Making More Data Available
Earth on AWS currently contains the following data sets:

NAIP 1m Imagery
The National Agriculture Imagery Program (NAIP) acquires aerial imagery during the agricultural growing seasons in the continental U.S.. Roughly 1 meter aerial imagery (Red, Green, Blue, NIR) is available on Amazon S3. Learn more about NAIP on AWS.

Terrain Tiles
Worldwide elevation data available in terrain vector tiles. Additionally, in the United States 10 meter NED data now augments the earlier NED 3 meter and 30 meter SRTM data for crisper, more consistent mountain detail. Tiles are available via Amazon S3. Learn more about terrain tiles.

GDELT – A Global Database of Society
The GDELT Project monitors the world’s broadcast, print, and web news from nearly every corner of every country in over 100 languages and identifies the people, locations, organizations, counts, themes, sources, emotions, counts, quotes, images, and events driving our global society every second of every day. Learn more about GDELT.

Landsat 8 Satellite Imagery
Landsat 8 data is available for anyone to use via Amazon Simple Storage Service (S3). All Landsat 8 scenes from 2015 are available along with a selection of cloud-free scenes from 2013 and 2014. All new Landsat 8 scenes are made available each day, often within hours of production. The satellite images the entire Earth every 16 days at a roughly 30 meter resolution. Learn more about Landsat on AWS.

NEXRAD Weather Radar
The Next Generation Weather Radar (NEXRAD) is a network of 160 high-resolution Doppler radar sites that detects precipitation and atmospheric movement and disseminates data in approximately 5 minute intervals from each site. NEXRAD enables severe storm prediction and is used by researchers and commercial enterprises to study and address the impact of weather across multiple sectors. Learn more about NEXRAD on AWS.

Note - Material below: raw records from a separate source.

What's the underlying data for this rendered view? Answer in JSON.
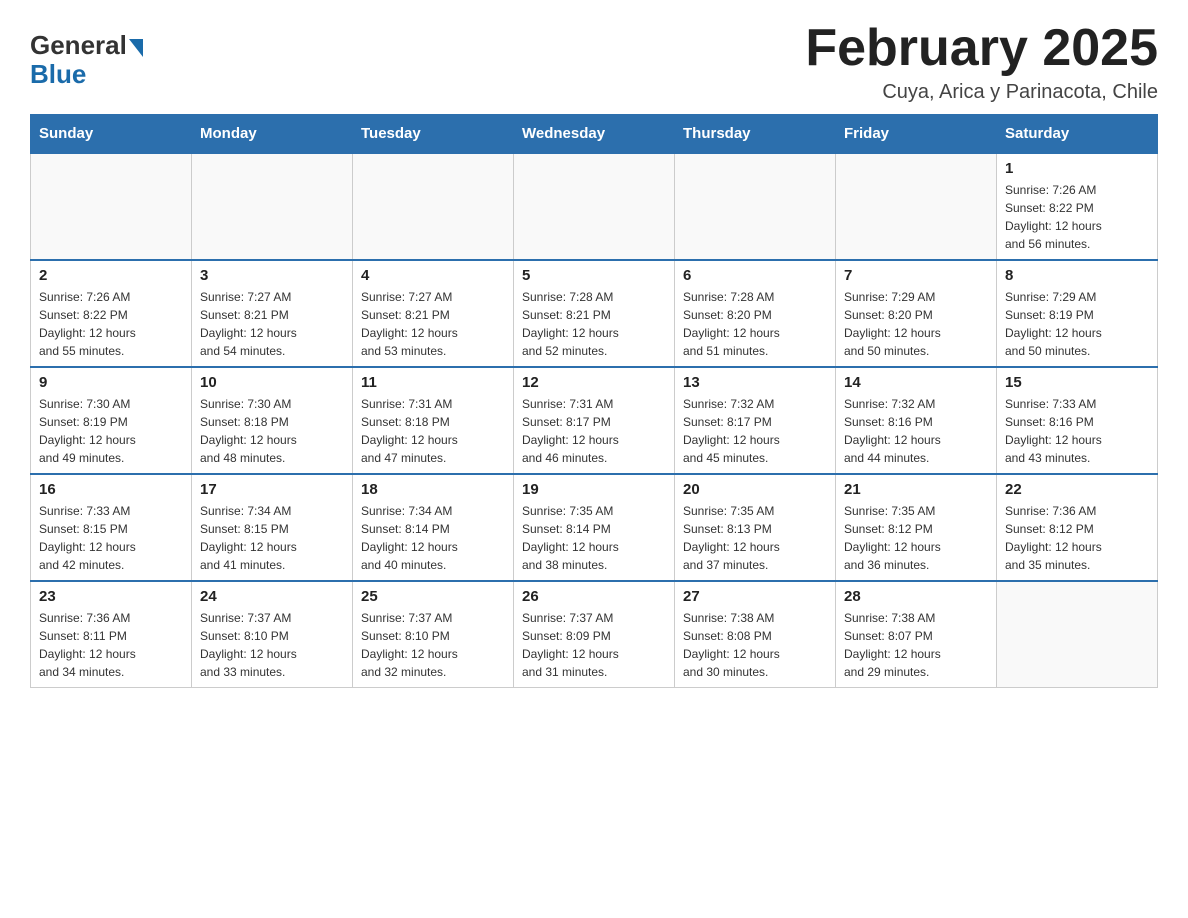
{
  "logo": {
    "general": "General",
    "blue": "Blue"
  },
  "title": "February 2025",
  "subtitle": "Cuya, Arica y Parinacota, Chile",
  "days_header": [
    "Sunday",
    "Monday",
    "Tuesday",
    "Wednesday",
    "Thursday",
    "Friday",
    "Saturday"
  ],
  "weeks": [
    [
      {
        "day": "",
        "info": ""
      },
      {
        "day": "",
        "info": ""
      },
      {
        "day": "",
        "info": ""
      },
      {
        "day": "",
        "info": ""
      },
      {
        "day": "",
        "info": ""
      },
      {
        "day": "",
        "info": ""
      },
      {
        "day": "1",
        "info": "Sunrise: 7:26 AM\nSunset: 8:22 PM\nDaylight: 12 hours\nand 56 minutes."
      }
    ],
    [
      {
        "day": "2",
        "info": "Sunrise: 7:26 AM\nSunset: 8:22 PM\nDaylight: 12 hours\nand 55 minutes."
      },
      {
        "day": "3",
        "info": "Sunrise: 7:27 AM\nSunset: 8:21 PM\nDaylight: 12 hours\nand 54 minutes."
      },
      {
        "day": "4",
        "info": "Sunrise: 7:27 AM\nSunset: 8:21 PM\nDaylight: 12 hours\nand 53 minutes."
      },
      {
        "day": "5",
        "info": "Sunrise: 7:28 AM\nSunset: 8:21 PM\nDaylight: 12 hours\nand 52 minutes."
      },
      {
        "day": "6",
        "info": "Sunrise: 7:28 AM\nSunset: 8:20 PM\nDaylight: 12 hours\nand 51 minutes."
      },
      {
        "day": "7",
        "info": "Sunrise: 7:29 AM\nSunset: 8:20 PM\nDaylight: 12 hours\nand 50 minutes."
      },
      {
        "day": "8",
        "info": "Sunrise: 7:29 AM\nSunset: 8:19 PM\nDaylight: 12 hours\nand 50 minutes."
      }
    ],
    [
      {
        "day": "9",
        "info": "Sunrise: 7:30 AM\nSunset: 8:19 PM\nDaylight: 12 hours\nand 49 minutes."
      },
      {
        "day": "10",
        "info": "Sunrise: 7:30 AM\nSunset: 8:18 PM\nDaylight: 12 hours\nand 48 minutes."
      },
      {
        "day": "11",
        "info": "Sunrise: 7:31 AM\nSunset: 8:18 PM\nDaylight: 12 hours\nand 47 minutes."
      },
      {
        "day": "12",
        "info": "Sunrise: 7:31 AM\nSunset: 8:17 PM\nDaylight: 12 hours\nand 46 minutes."
      },
      {
        "day": "13",
        "info": "Sunrise: 7:32 AM\nSunset: 8:17 PM\nDaylight: 12 hours\nand 45 minutes."
      },
      {
        "day": "14",
        "info": "Sunrise: 7:32 AM\nSunset: 8:16 PM\nDaylight: 12 hours\nand 44 minutes."
      },
      {
        "day": "15",
        "info": "Sunrise: 7:33 AM\nSunset: 8:16 PM\nDaylight: 12 hours\nand 43 minutes."
      }
    ],
    [
      {
        "day": "16",
        "info": "Sunrise: 7:33 AM\nSunset: 8:15 PM\nDaylight: 12 hours\nand 42 minutes."
      },
      {
        "day": "17",
        "info": "Sunrise: 7:34 AM\nSunset: 8:15 PM\nDaylight: 12 hours\nand 41 minutes."
      },
      {
        "day": "18",
        "info": "Sunrise: 7:34 AM\nSunset: 8:14 PM\nDaylight: 12 hours\nand 40 minutes."
      },
      {
        "day": "19",
        "info": "Sunrise: 7:35 AM\nSunset: 8:14 PM\nDaylight: 12 hours\nand 38 minutes."
      },
      {
        "day": "20",
        "info": "Sunrise: 7:35 AM\nSunset: 8:13 PM\nDaylight: 12 hours\nand 37 minutes."
      },
      {
        "day": "21",
        "info": "Sunrise: 7:35 AM\nSunset: 8:12 PM\nDaylight: 12 hours\nand 36 minutes."
      },
      {
        "day": "22",
        "info": "Sunrise: 7:36 AM\nSunset: 8:12 PM\nDaylight: 12 hours\nand 35 minutes."
      }
    ],
    [
      {
        "day": "23",
        "info": "Sunrise: 7:36 AM\nSunset: 8:11 PM\nDaylight: 12 hours\nand 34 minutes."
      },
      {
        "day": "24",
        "info": "Sunrise: 7:37 AM\nSunset: 8:10 PM\nDaylight: 12 hours\nand 33 minutes."
      },
      {
        "day": "25",
        "info": "Sunrise: 7:37 AM\nSunset: 8:10 PM\nDaylight: 12 hours\nand 32 minutes."
      },
      {
        "day": "26",
        "info": "Sunrise: 7:37 AM\nSunset: 8:09 PM\nDaylight: 12 hours\nand 31 minutes."
      },
      {
        "day": "27",
        "info": "Sunrise: 7:38 AM\nSunset: 8:08 PM\nDaylight: 12 hours\nand 30 minutes."
      },
      {
        "day": "28",
        "info": "Sunrise: 7:38 AM\nSunset: 8:07 PM\nDaylight: 12 hours\nand 29 minutes."
      },
      {
        "day": "",
        "info": ""
      }
    ]
  ]
}
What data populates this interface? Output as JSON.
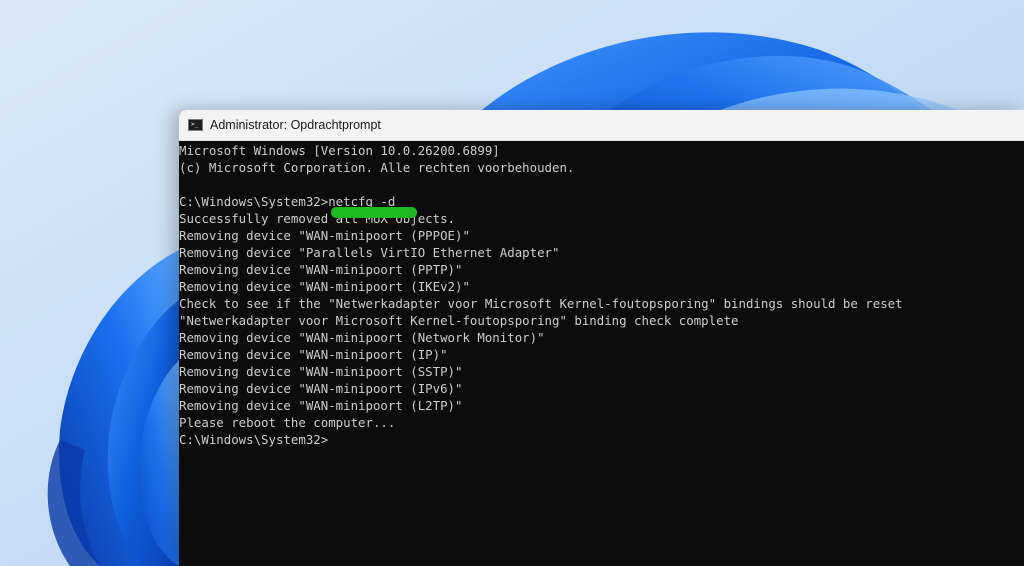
{
  "window": {
    "title": "Administrator: Opdrachtprompt",
    "icon": "cmd-icon"
  },
  "console": {
    "lines": [
      "Microsoft Windows [Version 10.0.26200.6899]",
      "(c) Microsoft Corporation. Alle rechten voorbehouden.",
      "",
      "C:\\Windows\\System32>netcfg -d",
      "Successfully removed all MUX Objects.",
      "Removing device \"WAN-minipoort (PPPOE)\"",
      "Removing device \"Parallels VirtIO Ethernet Adapter\"",
      "Removing device \"WAN-minipoort (PPTP)\"",
      "Removing device \"WAN-minipoort (IKEv2)\"",
      "Check to see if the \"Netwerkadapter voor Microsoft Kernel-foutopsporing\" bindings should be reset",
      "\"Netwerkadapter voor Microsoft Kernel-foutopsporing\" binding check complete",
      "Removing device \"WAN-minipoort (Network Monitor)\"",
      "Removing device \"WAN-minipoort (IP)\"",
      "Removing device \"WAN-minipoort (SSTP)\"",
      "Removing device \"WAN-minipoort (IPv6)\"",
      "Removing device \"WAN-minipoort (L2TP)\"",
      "Please reboot the computer...",
      "C:\\Windows\\System32>"
    ]
  },
  "colors": {
    "console_bg": "#0c0c0c",
    "console_text": "#cccccc",
    "titlebar_bg": "#f3f3f3",
    "highlight": "#20b820",
    "wallpaper_blue": "#1b6fe0"
  }
}
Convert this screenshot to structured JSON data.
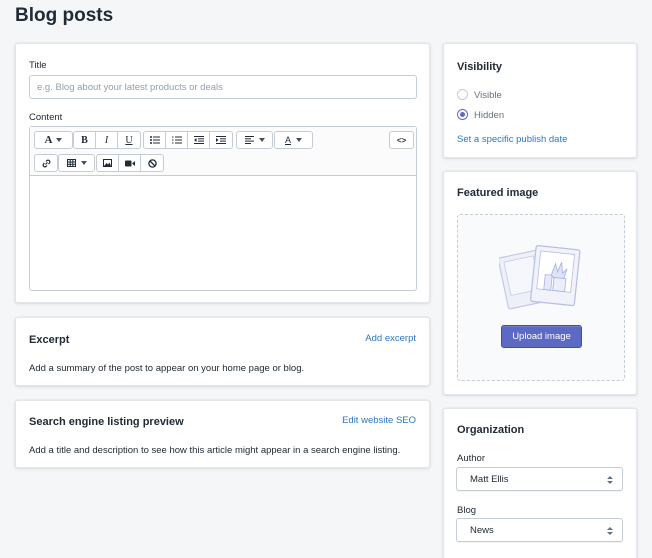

SpaceNet Machine Learning Corpus
SpaceNet is a corpus of very high-resolution DigitalGlobe satellite imagery and labeled training data for researchers to utilize to develop and train machine learning algorithms. The dataset is made up of roughly 1,990 square kilometers of imagery at 50 cm resolution and 220,594 corresponding building footprints. Learn more about the SpaceNet corpus.

NASA Earth Exchange
The NASA Earth Exchange (NEX) makes it easier and more efficient for researchers to access and process earth science data. NEX datasets available on Amazon S3 include downscaled climate projections (including newly available Localized Constructed Analogs), global MODIS vegetation indices, and Landsat Global Land Survey data. Learn more about the NASA Earth Exchange.

Beyond Opening Data
Open data is only useful when you understand what it is and how to use it for your own purposes. To that end, Earth on AWS features videos and articles of customers talking about how they use geospatial data within their own workflows. From using Lambda to replace geospatial servers to studying migrating flocks of birds with radar data, there are a wealth of examples that you can learn from.

If you have an idea of how to use Earth on AWS data, we want to hear about it! There is an open Call for Proposals for research related to Earth on AWS datasets. Our goal with this Call for Proposals is to remove traditional barriers and allow students, educators and researchers to be key drivers of technological innovation and make new advances in their fields.

Thanks to Our Customers
We’d like to thank our customers at DigitalGlobe, Mapzen, Planet, and Unidata for working with us to make these datasets available on AWS.

We are always looking for new ways to work with large datasets and if you have ideas for new data we should be adding or ways in which we should be providing the data, please contact us.

Joe Flasher, Open Geospatial Data Lead, Amazon Web Services